1 https://www.pinebridge.com/insights/the-potential-of-middle-market-businesses-for-private-equity-firms

Hermance Capital Partners (HCP) was created in 2015 on the initiative of Banque Paris Bertrand as investment boutique focusing on private markets, offering a wide range of investment solutions across high-conviction strategies with attractive risk-return profiles. Rothschild & Co acquired Banque Paris Bertrand including Hermance Capital Partners in 2021. HCP has developed a solid expertise in the US midmarket segment, generating outstanding performance for its investors over the years. In September 2022, Hermance is launching its third private equity fund "HCP US MidCap Fund III". The fund will follow the success and the strategy of its predecessors by investing in up to ten funds and 20 co-investments, building a portfolio of over 150 US middle market companies.

Read more Insights articles

  • Understanding sustainability risks and opportunities

    Insights

    Investing is not just about choosing companies that we expect to achieve success in the short term. It’s important to find businesses which can adapt to a changing world and are part of shaping the future. In this article we explore the risks and opportunities they face.

  • Should I form a trust?

    Insights

    Trusts can be an effective way to provide for your family while retaining control, but you must balance the advantages against the administrative and financial costs. In this article we examine the pros and cons of setting up a trust, and potential pitfalls to avoid.

  • The defence debate

    Strategy Blog

    The events of the last couple of years have dramatically increased the geopolitical temperature, shifting the political discourse in favour of security. In this blog we examine the evolving nature of defence and military equipment, and what it could mean for investors.

  • A rebound in corporate earnings?

    Strategy Blog

    Earnings growth is rising in the United States, suggesting the market could have passed a turning point. Ahead of the release of first quarter earnings figures, we consider what this means for investors and examine how earnings expectations can be fallible.

  • Asset Management: Monthly Macro Insights - April 2024

    Market Commentary

    Recent data suggest that inflation could prove persistently high for some time and limit the room for central bank easing. Despite this high-for-long path for policy stances, investors remain convinced it will not prove sufficient to derail global growth.

  • Are oil prices pushing inflation higher?

    Strategy Blog

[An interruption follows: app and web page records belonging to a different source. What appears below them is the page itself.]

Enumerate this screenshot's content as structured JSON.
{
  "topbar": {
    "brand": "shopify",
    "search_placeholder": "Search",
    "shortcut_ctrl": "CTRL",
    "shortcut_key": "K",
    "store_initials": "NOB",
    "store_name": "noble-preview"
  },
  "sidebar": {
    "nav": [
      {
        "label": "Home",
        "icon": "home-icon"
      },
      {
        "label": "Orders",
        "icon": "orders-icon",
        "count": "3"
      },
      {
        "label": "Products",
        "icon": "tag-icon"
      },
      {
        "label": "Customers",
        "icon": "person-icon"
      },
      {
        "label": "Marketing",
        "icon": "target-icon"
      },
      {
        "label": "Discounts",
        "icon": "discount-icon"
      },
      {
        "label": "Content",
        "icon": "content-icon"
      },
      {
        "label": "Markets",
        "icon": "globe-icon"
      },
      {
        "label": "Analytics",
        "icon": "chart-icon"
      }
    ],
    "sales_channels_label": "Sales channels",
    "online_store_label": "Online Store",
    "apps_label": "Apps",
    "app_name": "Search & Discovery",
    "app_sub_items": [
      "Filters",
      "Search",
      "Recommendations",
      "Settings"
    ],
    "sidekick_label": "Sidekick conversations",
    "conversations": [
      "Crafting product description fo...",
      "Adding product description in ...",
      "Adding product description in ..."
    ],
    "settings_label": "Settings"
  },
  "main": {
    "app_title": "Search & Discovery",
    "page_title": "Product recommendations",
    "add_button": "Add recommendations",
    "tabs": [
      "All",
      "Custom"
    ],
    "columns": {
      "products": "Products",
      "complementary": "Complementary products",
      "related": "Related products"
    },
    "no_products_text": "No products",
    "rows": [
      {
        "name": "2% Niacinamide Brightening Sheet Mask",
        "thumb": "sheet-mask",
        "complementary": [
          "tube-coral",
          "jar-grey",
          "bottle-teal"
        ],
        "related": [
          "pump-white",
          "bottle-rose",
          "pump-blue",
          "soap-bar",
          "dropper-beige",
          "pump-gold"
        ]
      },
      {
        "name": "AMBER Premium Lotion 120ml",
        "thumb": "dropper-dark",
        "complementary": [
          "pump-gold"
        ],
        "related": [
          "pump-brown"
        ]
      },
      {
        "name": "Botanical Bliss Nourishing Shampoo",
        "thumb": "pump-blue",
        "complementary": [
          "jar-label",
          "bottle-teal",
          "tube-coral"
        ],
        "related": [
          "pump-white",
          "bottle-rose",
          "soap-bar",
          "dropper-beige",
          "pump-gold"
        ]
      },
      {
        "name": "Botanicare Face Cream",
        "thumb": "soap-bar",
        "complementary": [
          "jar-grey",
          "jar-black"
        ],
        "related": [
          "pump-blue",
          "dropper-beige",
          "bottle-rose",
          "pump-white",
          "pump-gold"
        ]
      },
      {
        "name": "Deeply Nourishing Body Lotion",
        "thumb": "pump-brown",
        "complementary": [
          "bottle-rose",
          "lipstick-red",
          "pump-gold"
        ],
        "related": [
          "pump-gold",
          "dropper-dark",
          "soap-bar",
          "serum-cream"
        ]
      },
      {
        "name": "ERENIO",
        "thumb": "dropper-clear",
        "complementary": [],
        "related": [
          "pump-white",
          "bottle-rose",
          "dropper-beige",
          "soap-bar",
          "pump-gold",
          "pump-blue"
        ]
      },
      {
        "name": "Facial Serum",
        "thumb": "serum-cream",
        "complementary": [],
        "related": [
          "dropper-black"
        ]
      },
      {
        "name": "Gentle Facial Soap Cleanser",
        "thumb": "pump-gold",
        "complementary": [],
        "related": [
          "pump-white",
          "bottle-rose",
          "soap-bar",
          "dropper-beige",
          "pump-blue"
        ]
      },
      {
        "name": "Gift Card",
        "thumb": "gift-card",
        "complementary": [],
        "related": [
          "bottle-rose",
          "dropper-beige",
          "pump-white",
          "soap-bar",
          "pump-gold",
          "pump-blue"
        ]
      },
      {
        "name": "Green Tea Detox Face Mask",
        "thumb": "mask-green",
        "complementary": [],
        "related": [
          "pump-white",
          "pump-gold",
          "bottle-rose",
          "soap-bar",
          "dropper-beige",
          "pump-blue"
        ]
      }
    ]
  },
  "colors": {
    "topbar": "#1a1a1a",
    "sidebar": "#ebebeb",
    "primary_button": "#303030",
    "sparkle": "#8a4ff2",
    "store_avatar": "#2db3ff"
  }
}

    Oil prices are up by a fifth since January, but should we be worried this will sustain higher inflation? We consider how demand may be firming up as the depressed manufacturing sector picks up, and the impact that could have on demand for raw inputs like oil.

Back to top